"I definitely think trucks should have to cover their loads, because so many times I've had a rock hit my windshield, and then it spreads, and then you just have big cracks and nobody likes that," said Clarissa Alcantra, from Yakima.
Clarissa Alcantara, like many of us, knows the hassle of getting a cracked windshield. But some of us have had much worse experiences.
Ten years ago, a loose piece of furniture flew from a truck and hit a Washington woman's windshield, nearly killing her and leaving her blind. The driver of the truck was only charged with a littering ticket.
Since that time, Maria's mother, Robin Abel, has been pushing for stricter laws regarding covered loads.
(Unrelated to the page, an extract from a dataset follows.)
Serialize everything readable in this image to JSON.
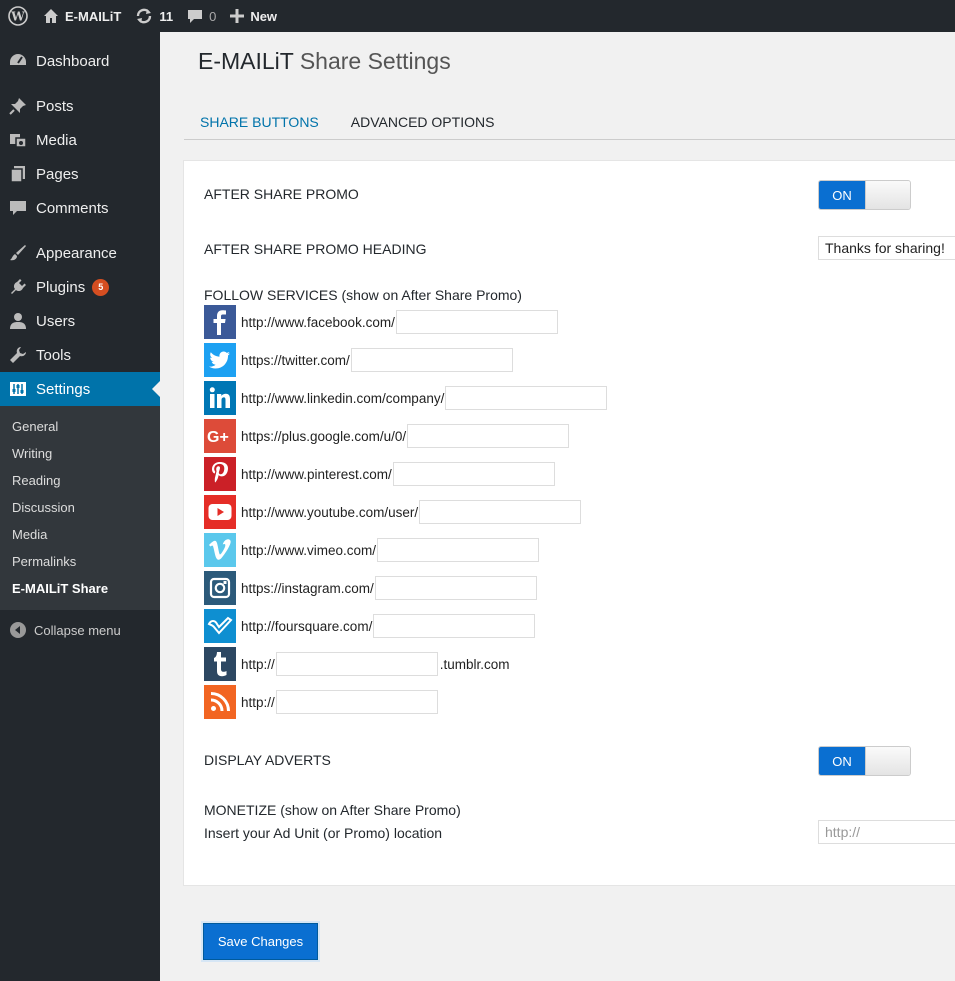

In 2005 the new law, Maria's law, made it a crime to carry an unsecured load.
"I realized early on after my daughters incident that maybe it was too late to go back in time and fix what happened to her, but I could move forward and do my very best as a parent and citizen to make sure it doesn't happen to others," said Robin Abel.
When the law was first written it gave leeway for certain types of loads.
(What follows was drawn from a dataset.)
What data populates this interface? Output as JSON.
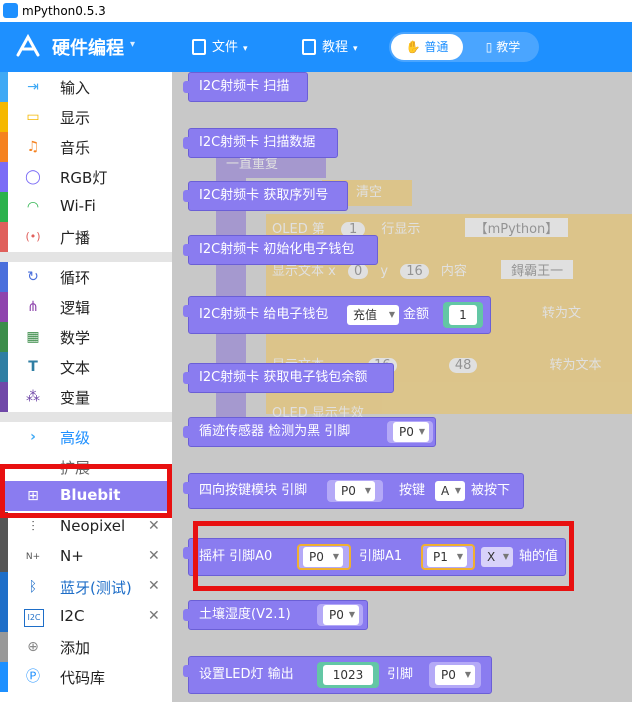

Current law states that vehicles carrying dirt, sand, or gravel must have at least six inches of free board on all sides of the trailer.
So however high your load is, you have to have at least six inches of board space above that.
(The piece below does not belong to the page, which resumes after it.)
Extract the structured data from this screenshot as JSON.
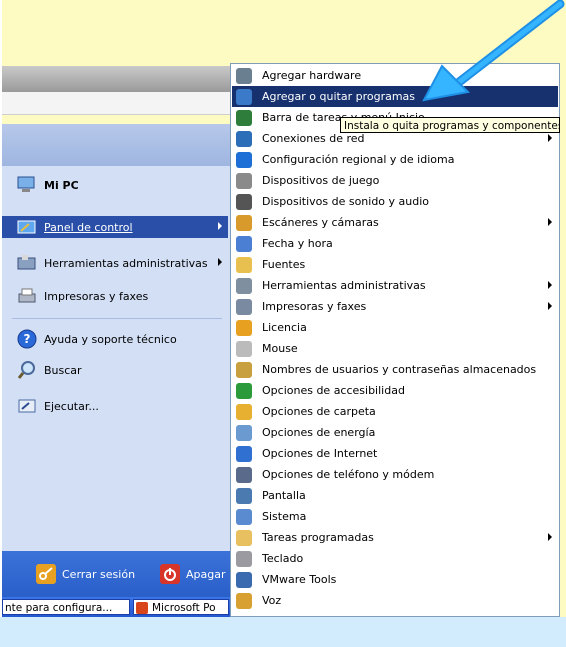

Robin Abel is now going back to change that, and require that all loads be covered.
She has met opposition from Yakima Senator, Curtis King, who believes this law will be too costly, and instead our existing laws should be enforced if there is a problem.
"I think we have a lot of good companies coming forward on their own to do the right thing and for that I'm really proud of them, but I would ask some of the hold-ups to analyze why they are holding up, don't you want your family safe on the road too?," said Abel.
Robin Abel says in order for a new law to pass, our state lawmakers need to hear from you who support it.